### Data to use ###

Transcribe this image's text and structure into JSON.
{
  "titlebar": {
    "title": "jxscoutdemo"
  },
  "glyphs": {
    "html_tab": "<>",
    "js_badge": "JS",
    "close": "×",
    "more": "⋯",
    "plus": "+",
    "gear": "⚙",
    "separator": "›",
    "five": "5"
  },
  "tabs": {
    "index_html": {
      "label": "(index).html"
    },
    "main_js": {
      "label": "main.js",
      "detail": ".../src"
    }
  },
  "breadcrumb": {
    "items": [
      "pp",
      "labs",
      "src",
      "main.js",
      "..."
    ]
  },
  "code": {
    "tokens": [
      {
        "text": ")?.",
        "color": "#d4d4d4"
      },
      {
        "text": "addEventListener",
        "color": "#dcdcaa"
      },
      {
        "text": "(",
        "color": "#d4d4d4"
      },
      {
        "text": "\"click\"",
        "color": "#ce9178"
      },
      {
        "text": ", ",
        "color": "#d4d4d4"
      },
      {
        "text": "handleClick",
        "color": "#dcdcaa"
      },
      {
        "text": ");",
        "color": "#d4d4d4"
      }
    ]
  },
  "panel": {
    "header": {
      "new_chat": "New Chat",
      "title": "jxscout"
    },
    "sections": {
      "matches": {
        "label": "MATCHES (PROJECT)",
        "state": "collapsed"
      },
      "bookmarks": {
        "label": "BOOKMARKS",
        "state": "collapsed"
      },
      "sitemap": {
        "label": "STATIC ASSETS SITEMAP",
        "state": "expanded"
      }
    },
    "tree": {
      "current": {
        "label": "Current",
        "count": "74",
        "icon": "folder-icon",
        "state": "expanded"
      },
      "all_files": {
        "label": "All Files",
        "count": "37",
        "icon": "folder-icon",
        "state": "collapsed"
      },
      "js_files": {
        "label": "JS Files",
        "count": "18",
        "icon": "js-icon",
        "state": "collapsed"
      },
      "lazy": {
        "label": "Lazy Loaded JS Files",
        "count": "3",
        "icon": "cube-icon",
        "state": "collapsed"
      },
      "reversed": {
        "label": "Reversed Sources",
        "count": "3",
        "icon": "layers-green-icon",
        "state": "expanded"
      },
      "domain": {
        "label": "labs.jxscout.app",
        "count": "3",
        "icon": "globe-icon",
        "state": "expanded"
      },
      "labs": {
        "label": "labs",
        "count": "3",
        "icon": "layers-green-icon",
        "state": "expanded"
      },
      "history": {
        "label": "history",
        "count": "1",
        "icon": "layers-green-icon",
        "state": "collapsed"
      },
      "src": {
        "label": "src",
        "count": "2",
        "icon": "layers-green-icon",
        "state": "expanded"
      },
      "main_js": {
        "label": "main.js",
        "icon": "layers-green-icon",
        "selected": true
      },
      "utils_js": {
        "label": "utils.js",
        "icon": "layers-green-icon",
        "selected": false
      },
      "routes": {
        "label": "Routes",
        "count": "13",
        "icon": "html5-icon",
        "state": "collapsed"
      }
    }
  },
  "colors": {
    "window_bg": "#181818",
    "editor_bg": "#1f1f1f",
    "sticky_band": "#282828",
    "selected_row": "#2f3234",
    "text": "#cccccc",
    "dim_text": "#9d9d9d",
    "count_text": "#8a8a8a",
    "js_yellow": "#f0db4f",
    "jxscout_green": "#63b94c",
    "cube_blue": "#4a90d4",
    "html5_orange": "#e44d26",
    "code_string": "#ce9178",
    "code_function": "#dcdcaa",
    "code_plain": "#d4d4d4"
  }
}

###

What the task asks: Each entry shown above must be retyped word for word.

Solution for this task:
Transcribe this image's text and structure into JSON.
{
  "titlebar": {
    "title": "jxscoutdemo"
  },
  "glyphs": {
    "html_tab": "<>",
    "js_badge": "JS",
    "close": "×",
    "more": "⋯",
    "plus": "+",
    "gear": "⚙",
    "separator": "›",
    "five": "5"
  },
  "tabs": {
    "index_html": {
      "label": "(index).html"
    },
    "main_js": {
      "label": "main.js",
      "detail": ".../src"
    }
  },
  "breadcrumb": {
    "items": [
      "pp",
      "labs",
      "src",
      "main.js",
      "..."
    ]
  },
  "code": {
    "tokens": [
      {
        "text": ")?.",
        "color": "#d4d4d4"
      },
      {
        "text": "addEventListener",
        "color": "#dcdcaa"
      },
      {
        "text": "(",
        "color": "#d4d4d4"
      },
      {
        "text": "\"click\"",
        "color": "#ce9178"
      },
      {
        "text": ", ",
        "color": "#d4d4d4"
      },
      {
        "text": "handleClick",
        "color": "#dcdcaa"
      },
      {
        "text": ");",
        "color": "#d4d4d4"
      }
    ]
  },
  "panel": {
    "header": {
      "new_chat": "New Chat",
      "title": "jxscout"
    },
    "sections": {
      "matches": {
        "label": "MATCHES (PROJECT)",
        "state": "collapsed"
      },
      "bookmarks": {
        "label": "BOOKMARKS",
        "state": "collapsed"
      },
      "sitemap": {
        "label": "STATIC ASSETS SITEMAP",
        "state": "expanded"
      }
    },
    "tree": {
      "current": {
        "label": "Current",
        "count": "74",
        "icon": "folder-icon",
        "state": "expanded"
      },
      "all_files": {
        "label": "All Files",
        "count": "37",
        "icon": "folder-icon",
        "state": "collapsed"
      },
      "js_files": {
        "label": "JS Files",
        "count": "18",
        "icon": "js-icon",
        "state": "collapsed"
      },
      "lazy": {
        "label": "Lazy Loaded JS Files",
        "count": "3",
        "icon": "cube-icon",
        "state": "collapsed"
      },
      "reversed": {
        "label": "Reversed Sources",
        "count": "3",
        "icon": "layers-green-icon",
        "state": "expanded"
      },
      "domain": {
        "label": "labs.jxscout.app",
        "count": "3",
        "icon": "globe-icon",
        "state": "expanded"
      },
      "labs": {
        "label": "labs",
        "count": "3",
        "icon": "layers-green-icon",
        "state": "expanded"
      },
      "history": {
        "label": "history",
        "count": "1",
        "icon": "layers-green-icon",
        "state": "collapsed"
      },
      "src": {
        "label": "src",
        "count": "2",
        "icon": "layers-green-icon",
        "state": "expanded"
      },
      "main_js": {
        "label": "main.js",
        "icon": "layers-green-icon",
        "selected": true
      },
      "utils_js": {
        "label": "utils.js",
        "icon": "layers-green-icon",
        "selected": false
      },
      "routes": {
        "label": "Routes",
        "count": "13",
        "icon": "html5-icon",
        "state": "collapsed"
      }
    }
  },
  "colors": {
    "window_bg": "#181818",
    "editor_bg": "#1f1f1f",
    "sticky_band": "#282828",
    "selected_row": "#2f3234",
    "text": "#cccccc",
    "dim_text": "#9d9d9d",
    "count_text": "#8a8a8a",
    "js_yellow": "#f0db4f",
    "jxscout_green": "#63b94c",
    "cube_blue": "#4a90d4",
    "html5_orange": "#e44d26",
    "code_string": "#ce9178",
    "code_function": "#dcdcaa",
    "code_plain": "#d4d4d4"
  }
}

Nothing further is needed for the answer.